Observations on Hamas
I attended a lively discussion on Italian journalist Paola Cardini’s new book, Hamas: From Resistance to Government, last night. Providing comment and questions were Amirah Hass (Ha’aretz) and Joharah Baker (MIFTAH).
While the presence of women on the panel was encouraging, it was unfortunate that Cardini didn’t provide a brief overview of her book. The nature of the discussion assumed that the large crowd who attended had already read it. Fortunately for me, I knew something of the topic to be able to follow; I can’t say the same of my colleague who accompanied me.
I took some notes, but only those about those aspects of Hamas that most interested me. First, there seems to be uncertainty about whether Hamas has really made a clean break and transition from resistance to government and the implications of this for it as a party/movement. There was no consensus among the panellists about whether Hamas has become one or the other or remains stuck between the two. In part this may reflect Cardini’s observation that Hamas militants themselves didn’t expect to win power in 2006. Although they campaigned in those elections, they expected that they would only have a larger share of the vote and mandate to seek reform within the Palestinian Authority and parliament. Hass questioned this and noted the internal debate within the party prior to 2006 to reject the military (and suicide bombing route) prior to the campaign as evidence that they were aware of the different role they were about to play.
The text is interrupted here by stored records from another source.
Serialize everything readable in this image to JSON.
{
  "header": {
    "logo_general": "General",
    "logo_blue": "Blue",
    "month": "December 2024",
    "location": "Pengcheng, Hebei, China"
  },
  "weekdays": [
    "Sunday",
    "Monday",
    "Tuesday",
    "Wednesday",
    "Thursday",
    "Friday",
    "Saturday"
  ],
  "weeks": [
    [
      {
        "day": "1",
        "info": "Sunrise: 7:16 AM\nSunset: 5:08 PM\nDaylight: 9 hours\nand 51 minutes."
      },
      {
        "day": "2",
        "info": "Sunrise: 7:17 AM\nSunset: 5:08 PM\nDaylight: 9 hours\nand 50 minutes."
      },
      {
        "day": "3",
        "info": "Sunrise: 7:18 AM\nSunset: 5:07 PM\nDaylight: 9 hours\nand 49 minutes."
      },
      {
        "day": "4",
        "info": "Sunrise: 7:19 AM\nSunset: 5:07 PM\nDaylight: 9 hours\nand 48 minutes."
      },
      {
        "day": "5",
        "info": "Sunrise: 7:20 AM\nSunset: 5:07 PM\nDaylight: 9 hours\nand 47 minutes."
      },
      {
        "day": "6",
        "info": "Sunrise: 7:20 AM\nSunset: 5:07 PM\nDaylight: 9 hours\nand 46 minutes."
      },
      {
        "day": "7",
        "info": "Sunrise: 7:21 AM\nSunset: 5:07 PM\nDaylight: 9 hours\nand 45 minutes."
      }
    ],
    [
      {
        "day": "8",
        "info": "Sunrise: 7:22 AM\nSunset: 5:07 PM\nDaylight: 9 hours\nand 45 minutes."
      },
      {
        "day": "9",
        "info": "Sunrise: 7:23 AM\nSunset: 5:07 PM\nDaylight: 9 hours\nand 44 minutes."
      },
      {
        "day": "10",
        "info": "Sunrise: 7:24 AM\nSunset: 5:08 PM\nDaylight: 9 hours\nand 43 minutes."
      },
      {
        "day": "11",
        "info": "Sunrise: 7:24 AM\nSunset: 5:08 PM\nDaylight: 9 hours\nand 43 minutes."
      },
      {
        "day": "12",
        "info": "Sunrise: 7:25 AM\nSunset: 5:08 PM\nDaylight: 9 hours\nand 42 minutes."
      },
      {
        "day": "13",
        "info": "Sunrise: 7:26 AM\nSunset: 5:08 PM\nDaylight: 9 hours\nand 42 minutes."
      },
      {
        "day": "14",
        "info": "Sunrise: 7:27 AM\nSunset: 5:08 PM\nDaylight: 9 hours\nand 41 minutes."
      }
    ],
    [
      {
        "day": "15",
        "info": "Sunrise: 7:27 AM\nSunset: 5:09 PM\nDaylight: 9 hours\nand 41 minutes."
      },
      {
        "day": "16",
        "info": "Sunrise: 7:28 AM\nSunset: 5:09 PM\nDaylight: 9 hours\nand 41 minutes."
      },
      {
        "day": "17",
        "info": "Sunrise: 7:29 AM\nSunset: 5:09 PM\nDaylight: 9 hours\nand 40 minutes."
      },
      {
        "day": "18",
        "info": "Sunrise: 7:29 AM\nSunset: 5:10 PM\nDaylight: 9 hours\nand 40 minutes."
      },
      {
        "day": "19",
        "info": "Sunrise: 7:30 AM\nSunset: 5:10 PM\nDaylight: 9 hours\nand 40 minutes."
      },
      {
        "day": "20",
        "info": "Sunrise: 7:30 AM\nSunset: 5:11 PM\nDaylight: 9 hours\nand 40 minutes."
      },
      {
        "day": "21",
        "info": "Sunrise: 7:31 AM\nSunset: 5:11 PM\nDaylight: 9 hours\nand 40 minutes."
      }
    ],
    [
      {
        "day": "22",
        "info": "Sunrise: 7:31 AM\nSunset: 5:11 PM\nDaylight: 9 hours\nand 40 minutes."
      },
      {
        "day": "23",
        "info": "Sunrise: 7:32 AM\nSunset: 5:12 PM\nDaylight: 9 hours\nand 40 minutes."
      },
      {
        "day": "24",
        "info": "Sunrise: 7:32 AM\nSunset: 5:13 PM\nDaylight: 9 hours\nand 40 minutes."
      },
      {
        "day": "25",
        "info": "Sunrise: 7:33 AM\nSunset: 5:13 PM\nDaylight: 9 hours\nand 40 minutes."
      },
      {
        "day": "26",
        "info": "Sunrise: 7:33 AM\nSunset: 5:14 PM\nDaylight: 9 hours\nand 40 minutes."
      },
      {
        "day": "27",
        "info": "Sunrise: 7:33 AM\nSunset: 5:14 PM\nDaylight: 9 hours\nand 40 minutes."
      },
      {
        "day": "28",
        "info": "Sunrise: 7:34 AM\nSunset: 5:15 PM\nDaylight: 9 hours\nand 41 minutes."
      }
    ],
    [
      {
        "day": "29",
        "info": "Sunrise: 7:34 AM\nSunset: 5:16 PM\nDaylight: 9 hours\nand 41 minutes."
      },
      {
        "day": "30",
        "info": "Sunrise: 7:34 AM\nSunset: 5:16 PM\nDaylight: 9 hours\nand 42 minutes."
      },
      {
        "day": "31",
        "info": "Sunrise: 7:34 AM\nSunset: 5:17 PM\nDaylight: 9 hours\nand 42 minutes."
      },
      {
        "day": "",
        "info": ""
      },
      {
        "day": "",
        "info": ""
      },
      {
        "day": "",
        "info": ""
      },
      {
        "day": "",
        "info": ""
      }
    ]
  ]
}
While the panellists noted that there is some degree of internal participation within the party regarding policymaking (despite its more authoritarian and conservative policy output), that has changed since the mid-2000s. The main components that provided internal deliberation prior to the 2006 elections were the party in the West Bank, Gaza, the prisoner population and abroad (especially in Damascus). Although decisions were previously decided on majority vote between the different sections, political developments since 2006 has transformed the relative strength of different sections. Given Hamas’s position in Gaza it therefore has greater administrative clout that means its position is relatively stronger to that of the leadership in Damascus; meanwhile the military wing is demanding a greater role.
Second, there was discussion about how Cardini could be sure that her interviewees were speaking the ‘truth’ and not using her journalism as a tool to get their message out. This was especially interesting to me, given the near obsession with achieving rigour in academic circles that I’ve been a part of over the past few years. I was mildly amused to hear a distinction drawn between scholarly work which emphasises documentation on the one hand and journalism on the other, which focuses on interviews and face-to-face dialogue. I was amused since I don’t see the distinction as sharp as that. In my own research I used both kinds. I assume that Hass was especially vocal in distinguishing between these two approaches given her own experience of the type of material that she comes across from Israeli academics, where documents are presented in their books devoid of any context. Although she didn’t call it as such, Cardini described the use of triangulation (i.e. comparing and contrasting documents with interviewees’ comments and recollections of specific events), a method with which I concur – and as far as I can tell it’s the only way of doing qualitative work (I faced the same question of how I knew my informants were telling me the ‘truth’ in interviews that were inevitably retrospective during my viva last year).
Third, panellists didn’t share any consensus over whether the embargo on Gaza has strengthened or weakened Hamas. Cardini said that it had weakened the party, since it made delivery of public services for which they (as the government) are now responsible. As a result there was an increasing awareness that they were losing public support and remained in power through repressive means and control of the administrative apparatus. By contrast Hass suggested that on the contrary, the embargo had strengthened Hamas. Being rejected by international donors and rejecting their aid anyway, they had shown their independence, which appealed to society. At the same time, the Israeli siege couldn’t be blamed on Hamas and instead provided a degree of solidarity between governor and governed. Women were relevant in this regard as well, with both Cardini and Hass noting that female support was important for Hamas’s rise. As secular-oriented women themselves, they noted that female participation couldn’t be seen as always progressive and that given the context of Palestinian society the acceptance of a conservative movement such as Hamas should be understood.
Fourth – and this is where I had the hardest time accepting the proposition – Hass talked about the capacity of Palestinians to accept sacrifice and long-term struggle at the expense of any immediate and individual benefit. She based this idea on her own work and study of Palestinians, the sentiment of which could be tapped into by Hamas. This idea of denial permeates both society and the party itself, meaning that Hamas has strong roots within the communities that it can found. As a result they are able to publicly oppose the Israeli occupation and accommodate the impact that it brings in terms of economic blockade, movement restrictions, etc while drawing on social support for their position. Personally, I find this hard to believe: it sounded much too like a self-interested justification. Although the people suffer and cope as best they can, I find it hard to imagine that they do so without some concern; outwardly, Hamas brooks little opposition and is relatively authoritarian both politically and socially. So to what extent the public’s ‘self-sacrifice’ is consensual or pragmatic remains uncertain.